The missing metric?
The win ratio (the percentage of bids won to those submitted).
Without knowing your win ratio you don’t know how well you’re selling. That’s important when a sudden loss of customer revenue sends you running to bring on new business fast.
A cynic might say that “as long as revenue rises who cares?”
Anyone involved with, or responsible for sales should care. Here’s why.
Rising revenue happens for many different reasons, and they’re not all a sign your sales efforts are working, such as:
- Winning 1-whale sized contract but losing most others
- Current customer expands, handing you large contracts
- Competitor goes out of business and customers have no one else to go to
The above situations are great, but can you rely entirely on them for your new business?
Why is the win ratio missing?
Sales people always report a WIN. Of course they would, a WIN generates commissions.

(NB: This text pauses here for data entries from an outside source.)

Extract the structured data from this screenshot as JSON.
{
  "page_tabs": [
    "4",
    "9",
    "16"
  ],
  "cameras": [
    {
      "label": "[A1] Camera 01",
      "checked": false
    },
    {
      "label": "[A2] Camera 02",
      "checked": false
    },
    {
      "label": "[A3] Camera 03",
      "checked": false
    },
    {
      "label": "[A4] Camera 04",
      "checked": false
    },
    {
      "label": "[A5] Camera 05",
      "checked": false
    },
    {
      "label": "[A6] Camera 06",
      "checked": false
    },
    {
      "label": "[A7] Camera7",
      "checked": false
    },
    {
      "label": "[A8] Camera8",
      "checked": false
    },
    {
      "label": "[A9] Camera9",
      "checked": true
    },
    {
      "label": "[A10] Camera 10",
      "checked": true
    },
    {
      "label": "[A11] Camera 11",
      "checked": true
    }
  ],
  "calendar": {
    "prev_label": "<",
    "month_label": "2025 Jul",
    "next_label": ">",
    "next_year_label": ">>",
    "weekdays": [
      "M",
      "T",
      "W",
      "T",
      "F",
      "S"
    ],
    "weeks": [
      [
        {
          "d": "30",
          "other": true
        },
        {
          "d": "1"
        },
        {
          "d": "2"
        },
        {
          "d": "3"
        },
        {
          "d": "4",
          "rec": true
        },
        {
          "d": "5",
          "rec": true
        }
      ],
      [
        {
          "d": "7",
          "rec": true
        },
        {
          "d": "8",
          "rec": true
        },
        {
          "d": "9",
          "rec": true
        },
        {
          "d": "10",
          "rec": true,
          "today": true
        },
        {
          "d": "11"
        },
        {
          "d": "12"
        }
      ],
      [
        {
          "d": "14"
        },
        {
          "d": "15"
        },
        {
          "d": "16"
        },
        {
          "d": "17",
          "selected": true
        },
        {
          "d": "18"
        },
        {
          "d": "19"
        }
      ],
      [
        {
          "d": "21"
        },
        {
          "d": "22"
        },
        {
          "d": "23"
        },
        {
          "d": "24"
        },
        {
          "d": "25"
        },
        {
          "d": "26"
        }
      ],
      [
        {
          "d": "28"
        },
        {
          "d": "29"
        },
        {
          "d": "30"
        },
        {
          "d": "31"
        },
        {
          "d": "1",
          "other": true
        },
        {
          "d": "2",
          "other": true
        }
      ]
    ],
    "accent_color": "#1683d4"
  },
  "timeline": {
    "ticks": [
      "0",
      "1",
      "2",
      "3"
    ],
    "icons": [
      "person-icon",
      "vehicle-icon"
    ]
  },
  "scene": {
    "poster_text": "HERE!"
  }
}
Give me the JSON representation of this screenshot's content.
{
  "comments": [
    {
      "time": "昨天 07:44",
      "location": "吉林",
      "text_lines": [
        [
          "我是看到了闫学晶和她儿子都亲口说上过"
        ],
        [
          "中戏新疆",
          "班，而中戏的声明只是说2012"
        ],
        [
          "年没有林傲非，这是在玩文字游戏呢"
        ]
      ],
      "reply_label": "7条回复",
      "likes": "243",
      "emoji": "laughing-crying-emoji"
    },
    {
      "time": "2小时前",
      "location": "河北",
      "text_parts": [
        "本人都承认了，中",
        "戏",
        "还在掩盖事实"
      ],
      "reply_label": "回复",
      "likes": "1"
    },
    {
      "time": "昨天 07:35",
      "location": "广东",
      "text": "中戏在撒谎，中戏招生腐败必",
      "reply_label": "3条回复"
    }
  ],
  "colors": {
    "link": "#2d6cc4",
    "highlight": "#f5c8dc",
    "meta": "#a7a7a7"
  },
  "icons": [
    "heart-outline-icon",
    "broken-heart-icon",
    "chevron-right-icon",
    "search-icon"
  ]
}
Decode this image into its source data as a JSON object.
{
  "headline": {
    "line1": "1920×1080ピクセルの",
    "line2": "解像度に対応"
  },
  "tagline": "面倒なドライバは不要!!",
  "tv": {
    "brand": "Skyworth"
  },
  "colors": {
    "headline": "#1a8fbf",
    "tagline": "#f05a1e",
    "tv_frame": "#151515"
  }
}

However, sales people rarely report LOST bids. They believe (rightly or wrongly) that tracking the win ratio reflects poorly on their performance.
And that’s the crux of the problem. Sales people would rather leave a bid as PENDING rather than say it’s LOST. Even though that outstanding bid reaches a year old.
Sales people are notorious for being overly optimistic, but what about management?
I’m at a loss as to why management doesn’t calculate the win ratio.
Doesn’t sales management warrant the same rigor as operational management? What service contractor doesn’t know its profitability – its win ratio of profits to expenses?
Easily Finding the Win Ratio
The number is simple. There are only 3 states: WON, LOST or PENDING.
PENDING bids, those awaiting a decision should be reported as LOST 90 days after submission.
Waiting 90 days is a practical length of time to truly wait for a customer’s decision. If a bid is WON after 90 days, pricing would most likely have to be reviewed and possibly revised.
If you have many sales people you can easily automate the 90-day PENDING to LOST reporting. Then you’ll have that valuable win ratio.
If you’re managing yourself or another sales person, incorporate that change manually into your own sales reporting. You are measuring your sales effectiveness, right?
Once You Have the Win Ratio
Monitor and compare it as it changes:
- This month to last
- This month to same month last year
- This quarter to last
- This quarter to same quarter last year
- Year to date this year to year to date last year
After that quick look you’ll know whether you need to do anything about your sales effectiveness.
It’ll become part of your sales management, just as important as your profit margin.
How are you determining your sales effectiveness?